BNY Mellon, the first to set up its own central securities depository (CSD), has realigned many of its businesses such as asset servicing, its new Global Collateral Services business, Corporate Trust, BNY Mellon Clearing and Pershing under the umbrella of Investment Services.
The bank has observed that the boundaries between traditional businesses and areas of expertise are becoming more nebulous as its clients move towards broader, more multi-faceted solutions – basically asking to do more for them in a more seamless fashion.
By pulling businesses together under investor services, BNY Mellon says it is better able to service clients in a joined up fashion across all points across the investment lifecycle, from the creation of assets through the trading, clearing, settlement, servicing, management, distribution and restructuring of those assets.
JPMorgan has forged an alliance with The London Stock Exchange Group that is establishing a CSD in Luxembourg built on LSE's Italian CSD, Monte Titoli, and aims to provide a full range of custody and settlement services in the first half of 2014.

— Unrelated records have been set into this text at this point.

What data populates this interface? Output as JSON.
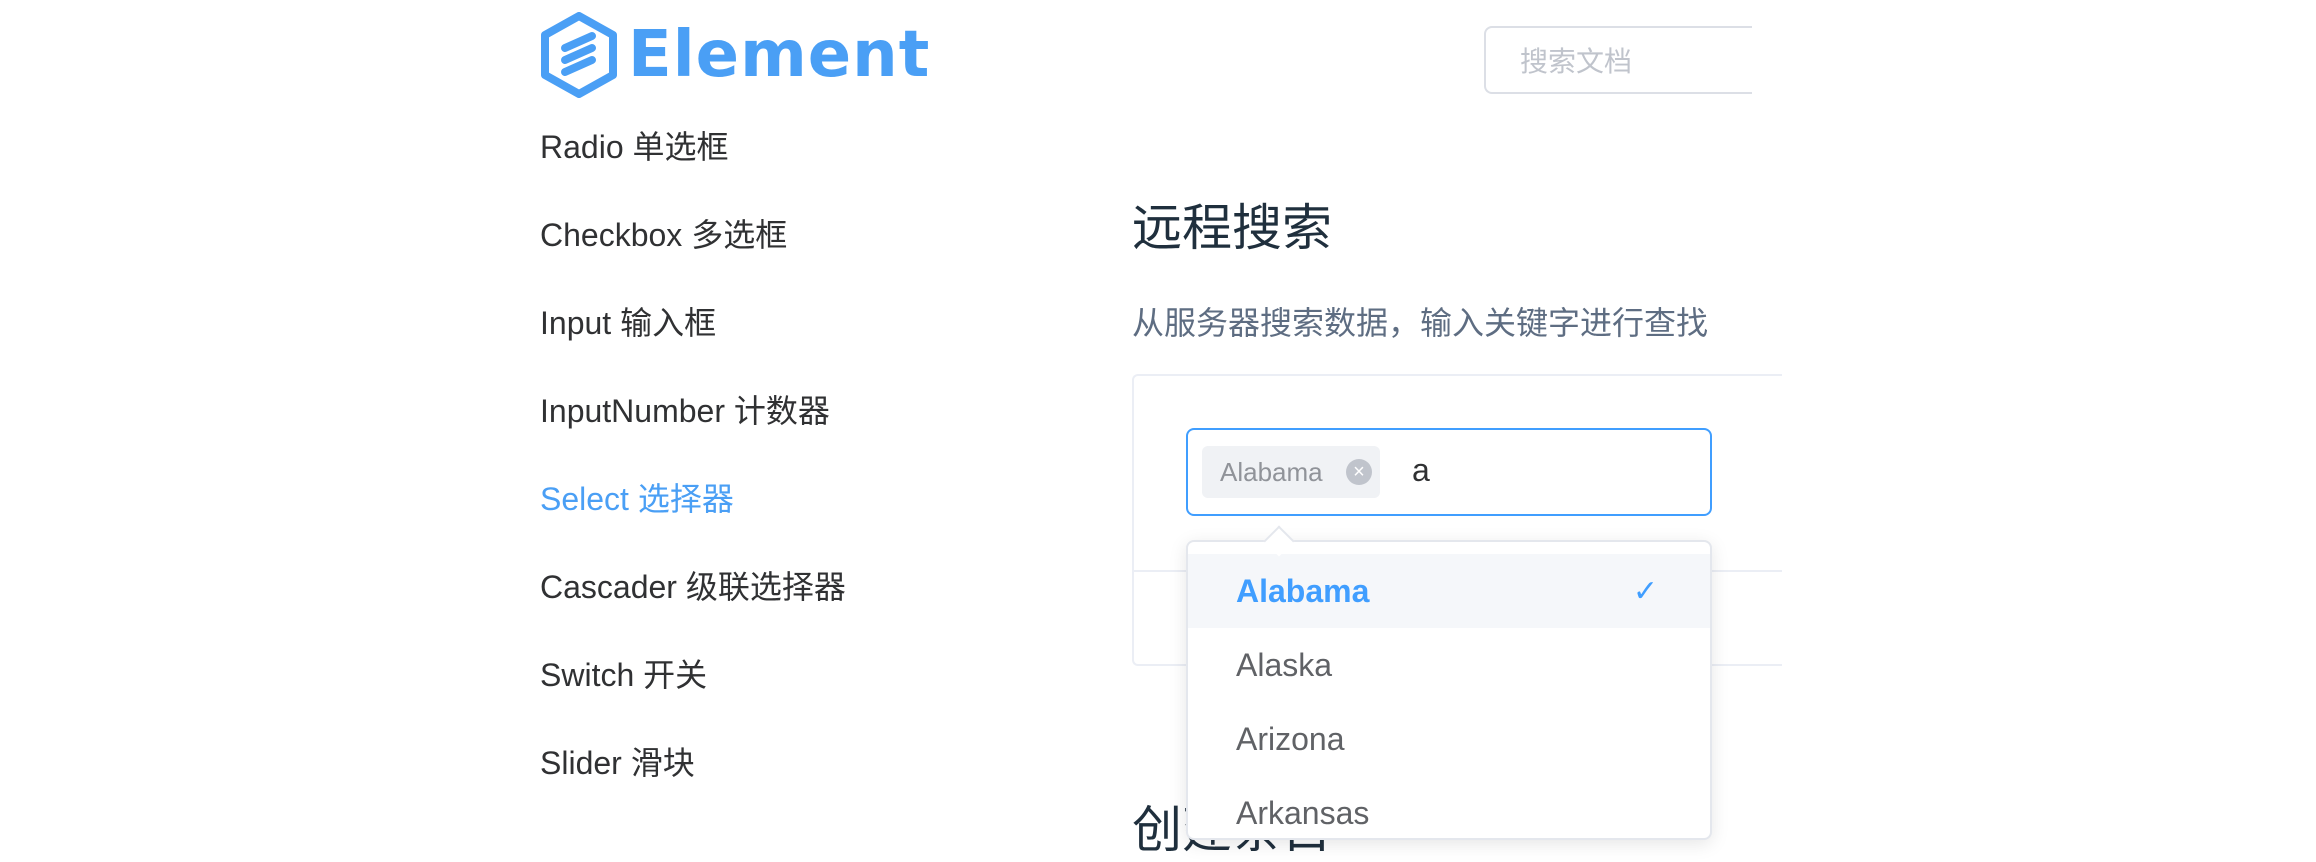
{
  "header": {
    "logo_text": "Element",
    "search_placeholder": "搜索文档"
  },
  "sidebar": {
    "items": [
      {
        "label": "Radio 单选框",
        "active": false
      },
      {
        "label": "Checkbox 多选框",
        "active": false
      },
      {
        "label": "Input 输入框",
        "active": false
      },
      {
        "label": "InputNumber 计数器",
        "active": false
      },
      {
        "label": "Select 选择器",
        "active": true
      },
      {
        "label": "Cascader 级联选择器",
        "active": false
      },
      {
        "label": "Switch 开关",
        "active": false
      },
      {
        "label": "Slider 滑块",
        "active": false
      }
    ]
  },
  "main": {
    "section_title": "远程搜索",
    "section_desc": "从服务器搜索数据，输入关键字进行查找",
    "next_section_title": "创建条目"
  },
  "select": {
    "tags": [
      {
        "label": "Alabama"
      }
    ],
    "query": "a",
    "options": [
      {
        "label": "Alabama",
        "selected": true
      },
      {
        "label": "Alaska",
        "selected": false
      },
      {
        "label": "Arizona",
        "selected": false
      },
      {
        "label": "Arkansas",
        "selected": false
      }
    ]
  },
  "colors": {
    "brand": "#409EFF",
    "logo": "#4A9FF5",
    "text_primary": "#303133",
    "text_secondary": "#5E6D82",
    "border": "#DCDFE6"
  }
}
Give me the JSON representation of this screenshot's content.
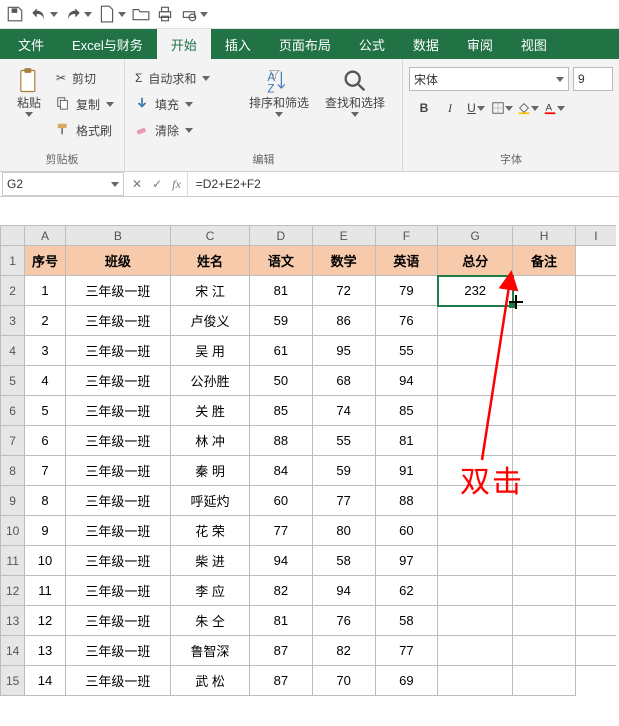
{
  "qat": {
    "save": "save",
    "undo": "undo",
    "redo": "redo",
    "new": "new",
    "open": "open",
    "print": "print",
    "printpreview": "print-preview"
  },
  "tabs": {
    "file": "文件",
    "excel_finance": "Excel与财务",
    "start": "开始",
    "insert": "插入",
    "layout": "页面布局",
    "formula": "公式",
    "data": "数据",
    "review": "审阅",
    "view": "视图"
  },
  "ribbon": {
    "clipboard": {
      "paste": "粘贴",
      "cut": "剪切",
      "copy": "复制",
      "format_painter": "格式刷",
      "group_label": "剪贴板"
    },
    "edit": {
      "autosum": "自动求和",
      "fill": "填充",
      "clear": "清除",
      "sortfilter": "排序和筛选",
      "findselect": "查找和选择",
      "group_label": "编辑"
    },
    "font": {
      "name": "宋体",
      "size": "9",
      "group_label": "字体"
    }
  },
  "formula_bar": {
    "name_box": "G2",
    "formula": "=D2+E2+F2"
  },
  "columns": [
    "A",
    "B",
    "C",
    "D",
    "E",
    "F",
    "G",
    "H",
    "I"
  ],
  "header_row": {
    "a": "序号",
    "b": "班级",
    "c": "姓名",
    "d": "语文",
    "e": "数学",
    "f": "英语",
    "g": "总分",
    "h": "备注"
  },
  "rows": [
    {
      "n": "1",
      "a": "1",
      "b": "三年级一班",
      "c": "宋  江",
      "d": "81",
      "e": "72",
      "f": "79",
      "g": "232",
      "h": ""
    },
    {
      "n": "2",
      "a": "2",
      "b": "三年级一班",
      "c": "卢俊义",
      "d": "59",
      "e": "86",
      "f": "76",
      "g": "",
      "h": ""
    },
    {
      "n": "3",
      "a": "3",
      "b": "三年级一班",
      "c": "吴  用",
      "d": "61",
      "e": "95",
      "f": "55",
      "g": "",
      "h": ""
    },
    {
      "n": "4",
      "a": "4",
      "b": "三年级一班",
      "c": "公孙胜",
      "d": "50",
      "e": "68",
      "f": "94",
      "g": "",
      "h": ""
    },
    {
      "n": "5",
      "a": "5",
      "b": "三年级一班",
      "c": "关  胜",
      "d": "85",
      "e": "74",
      "f": "85",
      "g": "",
      "h": ""
    },
    {
      "n": "6",
      "a": "6",
      "b": "三年级一班",
      "c": "林  冲",
      "d": "88",
      "e": "55",
      "f": "81",
      "g": "",
      "h": ""
    },
    {
      "n": "7",
      "a": "7",
      "b": "三年级一班",
      "c": "秦  明",
      "d": "84",
      "e": "59",
      "f": "91",
      "g": "",
      "h": ""
    },
    {
      "n": "8",
      "a": "8",
      "b": "三年级一班",
      "c": "呼延灼",
      "d": "60",
      "e": "77",
      "f": "88",
      "g": "",
      "h": ""
    },
    {
      "n": "9",
      "a": "9",
      "b": "三年级一班",
      "c": "花  荣",
      "d": "77",
      "e": "80",
      "f": "60",
      "g": "",
      "h": ""
    },
    {
      "n": "10",
      "a": "10",
      "b": "三年级一班",
      "c": "柴  进",
      "d": "94",
      "e": "58",
      "f": "97",
      "g": "",
      "h": ""
    },
    {
      "n": "11",
      "a": "11",
      "b": "三年级一班",
      "c": "李  应",
      "d": "82",
      "e": "94",
      "f": "62",
      "g": "",
      "h": ""
    },
    {
      "n": "12",
      "a": "12",
      "b": "三年级一班",
      "c": "朱  仝",
      "d": "81",
      "e": "76",
      "f": "58",
      "g": "",
      "h": ""
    },
    {
      "n": "13",
      "a": "13",
      "b": "三年级一班",
      "c": "鲁智深",
      "d": "87",
      "e": "82",
      "f": "77",
      "g": "",
      "h": ""
    },
    {
      "n": "14",
      "a": "14",
      "b": "三年级一班",
      "c": "武  松",
      "d": "87",
      "e": "70",
      "f": "69",
      "g": "",
      "h": ""
    }
  ],
  "annotation": {
    "text": "双击"
  },
  "chart_data": {
    "type": "table",
    "title": "",
    "columns": [
      "序号",
      "班级",
      "姓名",
      "语文",
      "数学",
      "英语",
      "总分",
      "备注"
    ],
    "rows": [
      [
        1,
        "三年级一班",
        "宋 江",
        81,
        72,
        79,
        232,
        ""
      ],
      [
        2,
        "三年级一班",
        "卢俊义",
        59,
        86,
        76,
        null,
        ""
      ],
      [
        3,
        "三年级一班",
        "吴 用",
        61,
        95,
        55,
        null,
        ""
      ],
      [
        4,
        "三年级一班",
        "公孙胜",
        50,
        68,
        94,
        null,
        ""
      ],
      [
        5,
        "三年级一班",
        "关 胜",
        85,
        74,
        85,
        null,
        ""
      ],
      [
        6,
        "三年级一班",
        "林 冲",
        88,
        55,
        81,
        null,
        ""
      ],
      [
        7,
        "三年级一班",
        "秦 明",
        84,
        59,
        91,
        null,
        ""
      ],
      [
        8,
        "三年级一班",
        "呼延灼",
        60,
        77,
        88,
        null,
        ""
      ],
      [
        9,
        "三年级一班",
        "花 荣",
        77,
        80,
        60,
        null,
        ""
      ],
      [
        10,
        "三年级一班",
        "柴 进",
        94,
        58,
        97,
        null,
        ""
      ],
      [
        11,
        "三年级一班",
        "李 应",
        82,
        94,
        62,
        null,
        ""
      ],
      [
        12,
        "三年级一班",
        "朱 仝",
        81,
        76,
        58,
        null,
        ""
      ],
      [
        13,
        "三年级一班",
        "鲁智深",
        87,
        82,
        77,
        null,
        ""
      ],
      [
        14,
        "三年级一班",
        "武 松",
        87,
        70,
        69,
        null,
        ""
      ]
    ],
    "formula_cell": "G2",
    "formula": "=D2+E2+F2"
  }
}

As global custodians move down the value chain, there is also speculation that CSDs will move up the value chain, but as Lord says, “this has been the subject of speculation for many moons, and there are few signs yet”.
“For smaller CSDs, it could be difficult,” says Alexandre de Schaetzen, director, product management at Euroclear. “CSDs are already having to cope with the heavy investment in infrastructure required for accessing T2S, which for a large CSD could be in the region of €100m although over the long term there is an opportunity for sharing costs and risks.”
Pandiri highlights that patents are a critical component of the fiercely competitive exchange traded fund industry and BNY Mellon recently received long-anticipated patents for transforming physical commodities into exchange traded funds (ETFs) and acts as trustee for all these grantor trusts such as the $63bn SPDR Gold Trust, cementing its position as a major servicer of the US ETF business.
“There is much innovation going on behind the scenes,” Pandiri says, “and the patents are a visible extension of that."